LONDON (Reuters) – The BBC’s China Editor Carrie Gracie has give up her publish in Beijing to combat for her proper to pay equality with male friends, posting an assault on what she referred to as the “secretive and illegal BBC pay culture”.
Gracie’s revolt is a part of the fallout from pay disclosures the British broadcaster was pressured to make final July, which confirmed that two thirds of the very best earners on air had been males, and that a few of them had been incomes excess of ladies in equal roles.
Funded by a licence payment levied on TV viewers and reaching 95 % of British adults each week, the BBC is a pillar of the nation’s life, however as such it’s carefully scrutinised and held to exacting requirements by the general public and rival media.
Gracie’s stand was one of many high news headlines of the day on the BBC itself and on different British media, and lots of distinguished ladies from the BBC and past voiced their help on social media beneath the slogan #IStandWithCarrie.
Gracie, who speaks fluent Mandarin and has reported on China for 3 many years, has not left the BBC. She stated she was returning to her former publish within the TV newsroom in London the place she anticipated to be paid equally to males in equal jobs.
“I am not asking for more money.
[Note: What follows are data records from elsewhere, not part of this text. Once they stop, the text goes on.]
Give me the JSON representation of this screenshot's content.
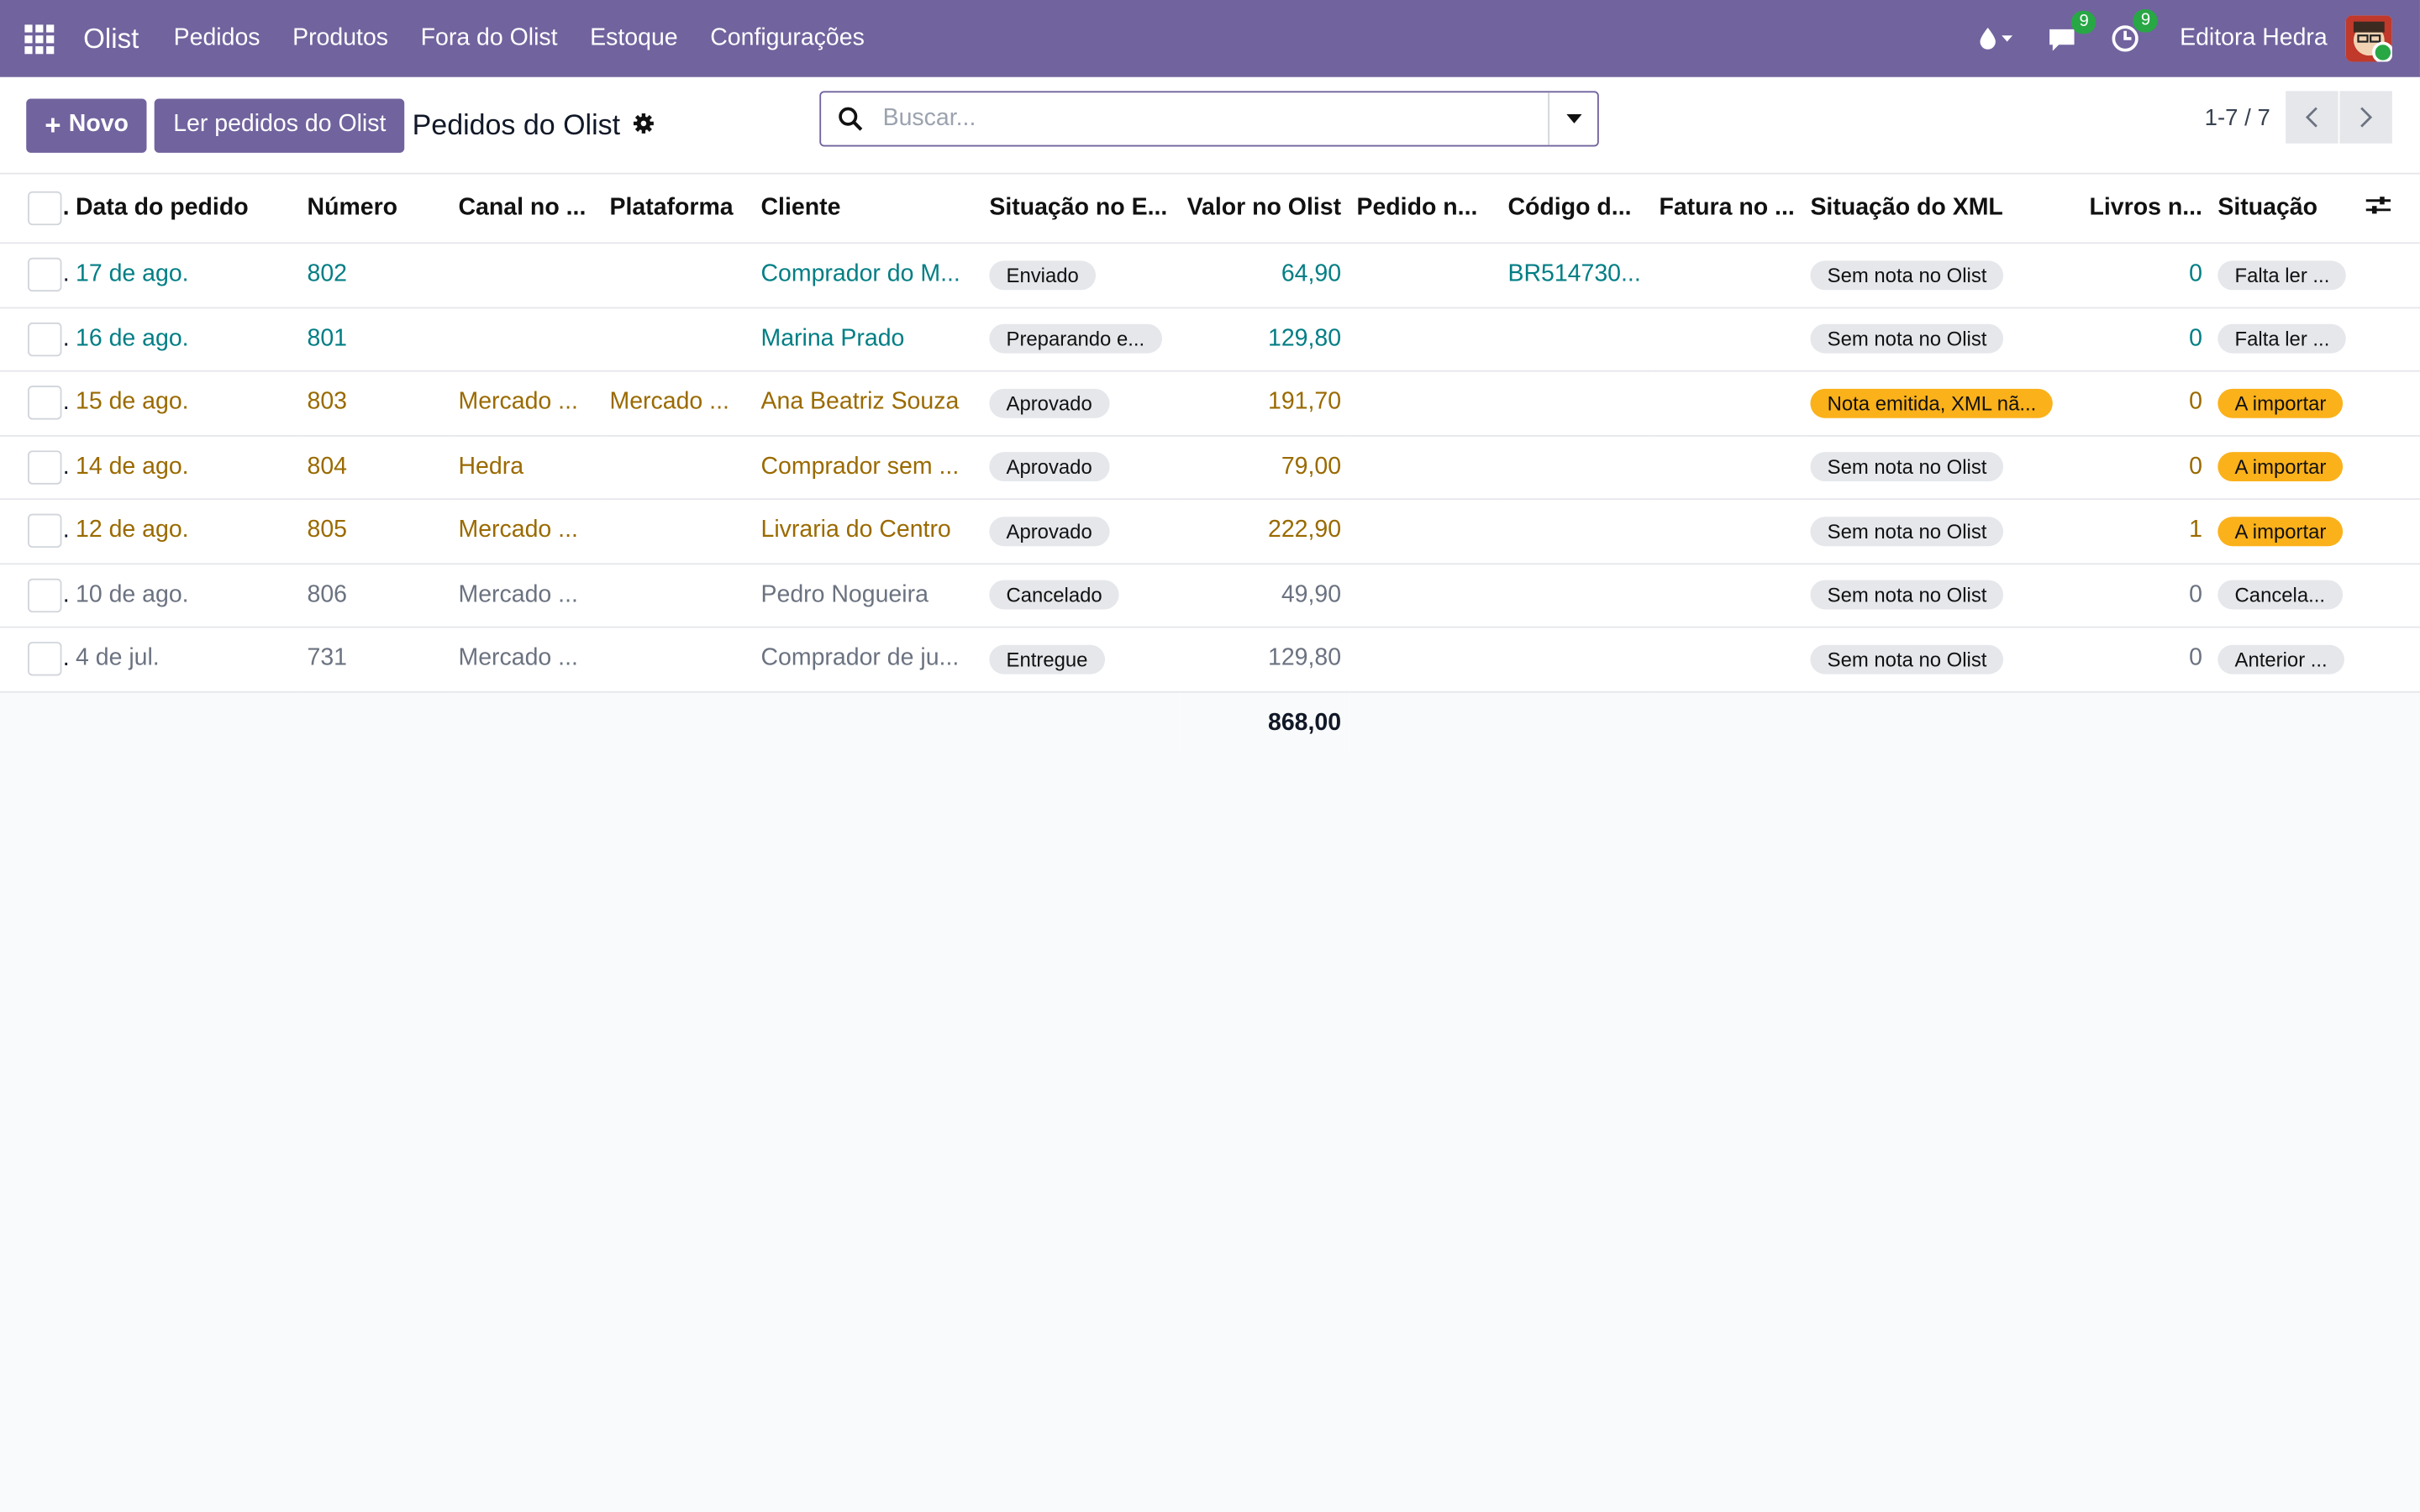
{
  "navbar": {
    "app_name": "Olist",
    "menu": [
      "Pedidos",
      "Produtos",
      "Fora do Olist",
      "Estoque",
      "Configurações"
    ],
    "messages_count": "9",
    "activities_count": "9",
    "company": "Editora Hedra"
  },
  "control_panel": {
    "new_label": "Novo",
    "read_orders_label": "Ler pedidos do Olist",
    "breadcrumb": "Pedidos do Olist",
    "search_placeholder": "Buscar...",
    "pager": "1-7 / 7"
  },
  "columns": [
    "Data do pedido",
    "Número",
    "Canal no ...",
    "Plataforma",
    "Cliente",
    "Situação no E...",
    "Valor no Olist",
    "Pedido n...",
    "Código d...",
    "Fatura no ...",
    "Situação do XML",
    "Livros n...",
    "Situação"
  ],
  "rows": [
    {
      "color": "blue",
      "date": "17 de ago.",
      "number": "802",
      "channel": "",
      "platform": "",
      "customer": "Comprador do M...",
      "situation": "Enviado",
      "value": "64,90",
      "order": "",
      "code": "BR514730...",
      "invoice": "",
      "xml": "Sem nota no Olist",
      "xml_warn": false,
      "books": "0",
      "status": "Falta ler ...",
      "status_warn": false
    },
    {
      "color": "blue",
      "date": "16 de ago.",
      "number": "801",
      "channel": "",
      "platform": "",
      "customer": "Marina Prado",
      "situation": "Preparando e...",
      "value": "129,80",
      "order": "",
      "code": "",
      "invoice": "",
      "xml": "Sem nota no Olist",
      "xml_warn": false,
      "books": "0",
      "status": "Falta ler ...",
      "status_warn": false
    },
    {
      "color": "gold",
      "date": "15 de ago.",
      "number": "803",
      "channel": "Mercado ...",
      "platform": "Mercado ...",
      "customer": "Ana Beatriz Souza",
      "situation": "Aprovado",
      "value": "191,70",
      "order": "",
      "code": "",
      "invoice": "",
      "xml": "Nota emitida, XML nã...",
      "xml_warn": true,
      "books": "0",
      "status": "A importar",
      "status_warn": true
    },
    {
      "color": "gold",
      "date": "14 de ago.",
      "number": "804",
      "channel": "Hedra",
      "platform": "",
      "customer": "Comprador sem ...",
      "situation": "Aprovado",
      "value": "79,00",
      "order": "",
      "code": "",
      "invoice": "",
      "xml": "Sem nota no Olist",
      "xml_warn": false,
      "books": "0",
      "status": "A importar",
      "status_warn": true
    },
    {
      "color": "gold",
      "date": "12 de ago.",
      "number": "805",
      "channel": "Mercado ...",
      "platform": "",
      "customer": "Livraria do Centro",
      "situation": "Aprovado",
      "value": "222,90",
      "order": "",
      "code": "",
      "invoice": "",
      "xml": "Sem nota no Olist",
      "xml_warn": false,
      "books": "1",
      "status": "A importar",
      "status_warn": true
    },
    {
      "color": "grey",
      "date": "10 de ago.",
      "number": "806",
      "channel": "Mercado ...",
      "platform": "",
      "customer": "Pedro Nogueira",
      "situation": "Cancelado",
      "value": "49,90",
      "order": "",
      "code": "",
      "invoice": "",
      "xml": "Sem nota no Olist",
      "xml_warn": false,
      "books": "0",
      "status": "Cancela...",
      "status_warn": false
    },
    {
      "color": "grey",
      "date": "4 de jul.",
      "number": "731",
      "channel": "Mercado ...",
      "platform": "",
      "customer": "Comprador de ju...",
      "situation": "Entregue",
      "value": "129,80",
      "order": "",
      "code": "",
      "invoice": "",
      "xml": "Sem nota no Olist",
      "xml_warn": false,
      "books": "0",
      "status": "Anterior ...",
      "status_warn": false
    }
  ],
  "total_value": "868,00",
  "colors": {
    "brand": "#71639e",
    "blue_row": "#017e84",
    "gold_row": "#9a6a00",
    "warning_badge": "#fbb11a"
  }
}
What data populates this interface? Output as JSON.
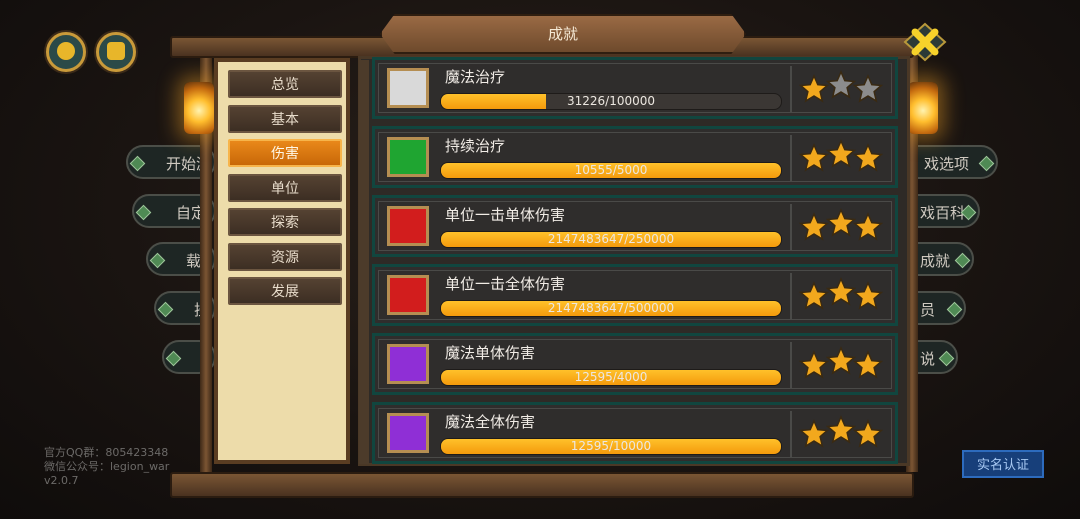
{
  "window": {
    "title": "成就"
  },
  "background_menu": {
    "left_items": [
      "开始游",
      "自定",
      "载",
      "挂",
      ""
    ],
    "right_items": [
      "戏选项",
      "戏百科",
      "成就",
      "员",
      "说"
    ],
    "footer": [
      "官方QQ群：805423348",
      "微信公众号：legion_war",
      "v2.0.7"
    ],
    "verify_button": "实名认证"
  },
  "tabs": [
    {
      "label": "总览",
      "active": false
    },
    {
      "label": "基本",
      "active": false
    },
    {
      "label": "伤害",
      "active": true
    },
    {
      "label": "单位",
      "active": false
    },
    {
      "label": "探索",
      "active": false
    },
    {
      "label": "资源",
      "active": false
    },
    {
      "label": "发展",
      "active": false
    }
  ],
  "achievements": [
    {
      "name": "魔法治疗",
      "progress_text": "31226/100000",
      "progress": 0.31,
      "stars": 1,
      "icon": "magic-heal-icon",
      "icon_color": "#d9d9d9"
    },
    {
      "name": "持续治疗",
      "progress_text": "10555/5000",
      "progress": 1.0,
      "stars": 3,
      "icon": "regen-icon",
      "icon_color": "#1fa531"
    },
    {
      "name": "单位一击单体伤害",
      "progress_text": "2147483647/250000",
      "progress": 1.0,
      "stars": 3,
      "icon": "single-strike-icon",
      "icon_color": "#d21d1d"
    },
    {
      "name": "单位一击全体伤害",
      "progress_text": "2147483647/500000",
      "progress": 1.0,
      "stars": 3,
      "icon": "group-strike-icon",
      "icon_color": "#d21d1d"
    },
    {
      "name": "魔法单体伤害",
      "progress_text": "12595/4000",
      "progress": 1.0,
      "stars": 3,
      "icon": "magic-single-icon",
      "icon_color": "#8f2fd6"
    },
    {
      "name": "魔法全体伤害",
      "progress_text": "12595/10000",
      "progress": 1.0,
      "stars": 3,
      "icon": "magic-group-icon",
      "icon_color": "#8f2fd6"
    }
  ],
  "colors": {
    "star_on": "#f2a81d",
    "star_off": "#8c8c8c",
    "accent": "#f49a0c"
  }
}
I believe I am very well paid already — especially as someone working for a publicly funded organisation. I simply want the BBC to abide by the law and value men and women equally,” she wrote on her web site.
Gracie stated she was paid 135,000 kilos ($182,800) a yr as China editor. According to final July’s disclosures, North America Editor Jon Sopel earned between 200,000 and 250,000 kilos a yr, whereas Middle East Editor Jeremy Bowen was within the 150,000 to 200,000 bracket.
Europe editor Katya Adler, the BBC’s solely different feminine editor in international news, didn’t characteristic within the disclosures, that means her pay was lower than 150,000 kilos.
Gracie stated managers had supplied to extend her pay to 180,000 kilos, however that was no resolution. She rejected the rise and insisted that every one 4 of the BBC’s worldwide editors ought to obtain equal pay.
“I was not interested in more money. I was interested in equality,” she stated throughout an interview on BBC radio.
Britain enacted laws outlawing intercourse discrimination within the 1970s and this was adopted by an equality act in 2010, however ladies nonetheless earn lower than males throughout a lot of the financial system.
“ENOUGH IS ENOUGH”
The BBC defended itself by saying its gender pay hole was under the nationwide common and fewer unhealthy than at many different organisations, including that it was dedicated to wiping it out by 2020. It additionally stated an unbiased audit of rank and file employees had found “no systemic discrimination against women” on the BBC.
Several high-profile ladies seized on the Gracie story to say the issue was a lot larger than the BBC and affected the entire of society.
“Tip of the iceberg in @BBC & most other orgs (organisations). Equality Act 2010 means no hiding place for shameful discrimination against women. Ending it long overdue,” wrote distinguished lawmaker Harriet Harman of the opposition Labour Party, a long-time advocate of girls’s equality, on Twitter.
As in lots of different nations, pay inequality primarily based on gender has been a persistent drawback in Britain, which by some measures has carried out worse than comparable European nations in recent times. Britain was ranked 15th within the World Economic Forum’s global gender hole index 2017, under France and Germany.
But Gracie stated her criticism was not concerning the gender pay hole the BBC admits to, which stems from males incomes extra on common as a result of they do extra of the most effective paid jobs. “It is men earning more in the same jobs or jobs of equal value. It is pay discrimination and it is illegal,” she stated.
Gracie accused the BBC of adopting a botched “divide and rule” response to the official anger of feminine employees, providing pay rises to some ladies whereas locking down others in a protracted complaints course of. In her personal case, the method had been “dismayingly incompetent and undermining”, she stated.
“Enough is enough. The rise of China is one of the biggest stories of our time and one of the hardest to tell,” she wrote, citing Chinese state censorship, surveillance, police harassment and official intimidation.
“I cannot do it justice while battling my bosses and a byzantine complaints process.”
($1 = zero.7384 kilos)
Additional reporting by Michael Martina in Beijing; modifying by David Stamp